The court of public opinion on the internet was frenzied.

American university student Amanda Knox arrives in court for her murder trial in Perugia, Dec. 4, 2009. Defendants Knox and Raffaele Sollecito were both found guilty for the murder of British student Meredith Kercher in November 2007. (Alessandro Bianchi/Reuters)

BOSTON — Before Amanda Knox and her former boyfriend Raffaele Sollecito were pronounced guilty late Friday night, the court of public opinion spun into an internet frenzy.

Virtual spectators raged in debate over the innocence or guilt of the American student from the University of Washington who was studying abroad in Italy, accused of killing her British roommate during a wild sex game.

On one of at least three Knox-related Facebook pages, opinion fell into two clear camps, often defined by the two sides of the Atlantic.

One side saw no solid physical evidence in the case and felt Knox was innocent of slicing the throat of her roommate, Meredith Kercher.

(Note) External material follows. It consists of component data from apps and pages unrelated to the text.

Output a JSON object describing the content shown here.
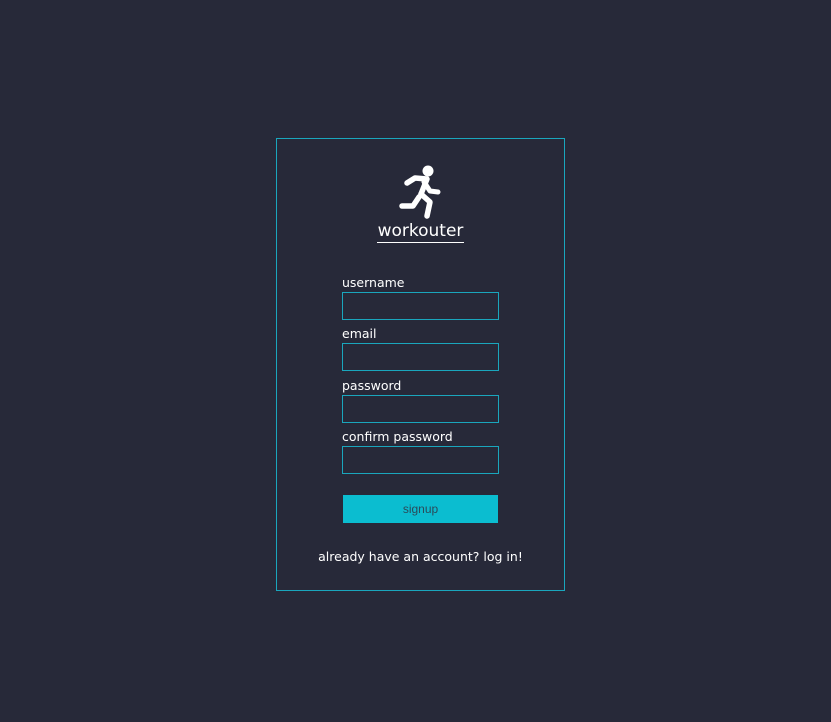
{
  "app": {
    "name": "workouter",
    "logo_icon": "running-person-icon"
  },
  "form": {
    "fields": [
      {
        "label": "username",
        "value": "",
        "type": "text"
      },
      {
        "label": "email",
        "value": "",
        "type": "email"
      },
      {
        "label": "password",
        "value": "",
        "type": "password"
      },
      {
        "label": "confirm password",
        "value": "",
        "type": "password"
      }
    ],
    "submit_label": "signup",
    "login_link": "already have an account? log in!"
  },
  "colors": {
    "background": "#272939",
    "accent": "#1aa6bd",
    "button": "#0bbdd0",
    "text": "#ffffff"
  }
}
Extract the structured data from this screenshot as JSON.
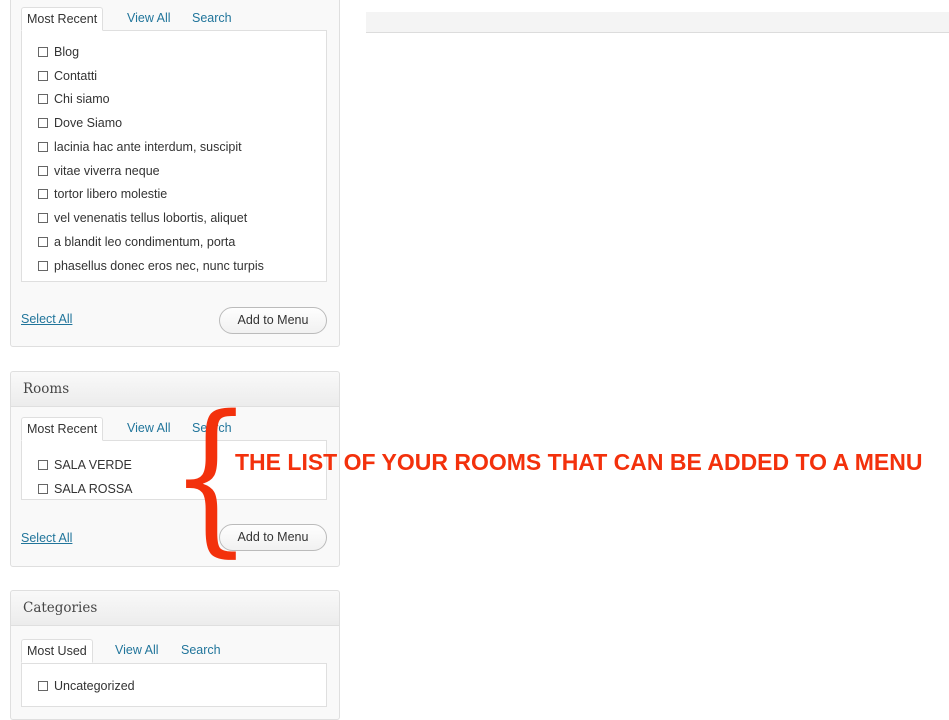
{
  "pages_box": {
    "tabs": [
      "Most Recent",
      "View All",
      "Search"
    ],
    "items": [
      "Blog",
      "Contatti",
      "Chi siamo",
      "Dove Siamo",
      "lacinia hac ante interdum, suscipit",
      "vitae viverra neque",
      "tortor libero molestie",
      "vel venenatis tellus lobortis, aliquet",
      "a blandit leo condimentum, porta",
      "phasellus donec eros nec, nunc turpis"
    ],
    "select_all": "Select All",
    "add_button": "Add to Menu"
  },
  "rooms_box": {
    "title": "Rooms",
    "tabs": [
      "Most Recent",
      "View All",
      "Search"
    ],
    "items": [
      "SALA VERDE",
      "SALA ROSSA"
    ],
    "select_all": "Select All",
    "add_button": "Add to Menu"
  },
  "categories_box": {
    "title": "Categories",
    "tabs": [
      "Most Used",
      "View All",
      "Search"
    ],
    "items": [
      "Uncategorized"
    ]
  },
  "annotation": {
    "text": "THE LIST OF YOUR ROOMS THAT CAN BE ADDED TO A MENU",
    "brace": "{",
    "color": "#f3310c"
  },
  "link_color": "#21759b"
}
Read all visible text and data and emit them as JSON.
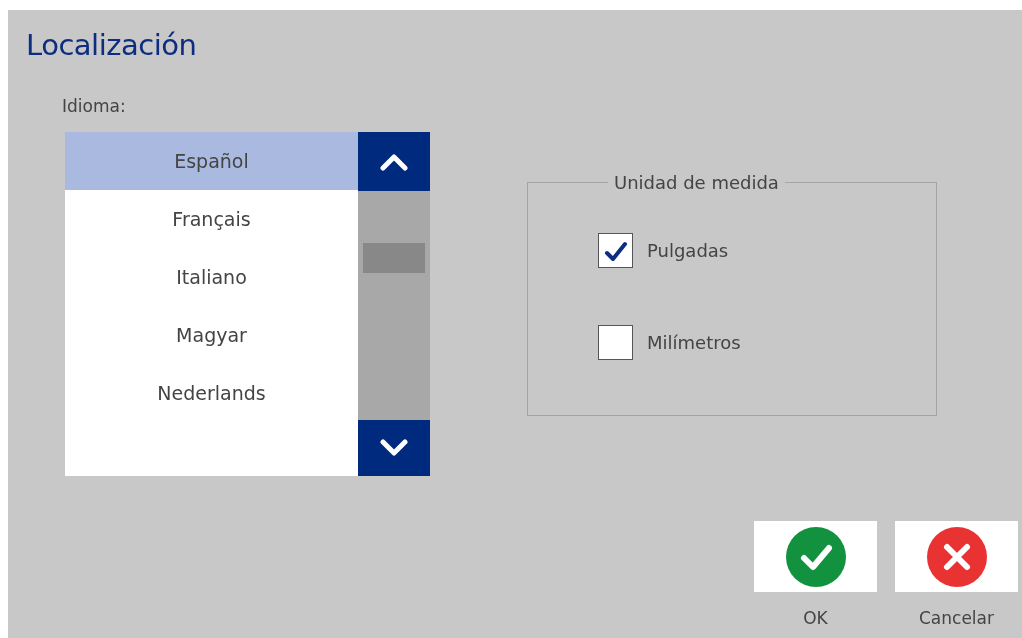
{
  "title": "Localización",
  "language": {
    "label": "Idioma:",
    "items": [
      {
        "label": "Español",
        "selected": true
      },
      {
        "label": "Français",
        "selected": false
      },
      {
        "label": "Italiano",
        "selected": false
      },
      {
        "label": "Magyar",
        "selected": false
      },
      {
        "label": "Nederlands",
        "selected": false
      }
    ]
  },
  "unit_group": {
    "legend": "Unidad de medida",
    "options": [
      {
        "label": "Pulgadas",
        "checked": true
      },
      {
        "label": "Milímetros",
        "checked": false
      }
    ]
  },
  "buttons": [
    {
      "kind": "ok",
      "label": "OK"
    },
    {
      "kind": "cancel",
      "label": "Cancelar"
    }
  ]
}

The other side saw fire in the Italian prosecutorial smoke, and seemed eager to attack Knox’s character.

“Honestly, I don't think she really had nothing to do with it," said a Facebook contributor named Mark Anderson. "I think she's being wrongly accused because she's American.”

"She's guilty somehow," said another Facebook user identified as "Jack Del." "She looks like a snotty, bitchy, spoiled by life, princess.”

Tweets and posts ricocheted faster than users could hit “refresh,” and continued well after the guilty verdict was announced Friday night. Some maintained Knox's innocence even after she and her boyfriend had been declared guilty, while others thanked the Italian justice system for the job it did.

"Thank God they've got a justice system in place that seems to work," wrote Facebook poster "Brittany Sajbel," who described herself "as an American law student studying in Italy this summer." "Compatriot or not, with DNA evidence, I hope any country that can get their hands on you convicts you. 26 years is a blessing." 

"WHAT EVIDENCE?" asked another, called Craig Lockett. "They labeled her a sex fiend and a drug user. Italy's criminal justice system is a joke."

Kercher, the victim, was a 21-year-old student from the University of Leeds in England, and one of Knox's roomates in their hillside cottage in Perugia, Italy, two years ago.

Kercher's bloodied body was found under a duvet in her bedroom in November 2007; Knox and her then-boyfriend, the Italian Sollecito, were charged with taking sex games that resulted in Kercher's death too far.

A third suspect, Rudy Guede, fled to Germany where he was arrested and extradited back to Italy. Guede, from the Ivory Coast, was convicted in 2008 in a fast-track trial.

The attractive and wholesome-looking Knox, who attended a study abroad program through the University of Washington, has spent two years in Italian jail. Her gender, good looks, lifestyle choices and nationality have been the fuel of a fervid debate about her innocence or guilt.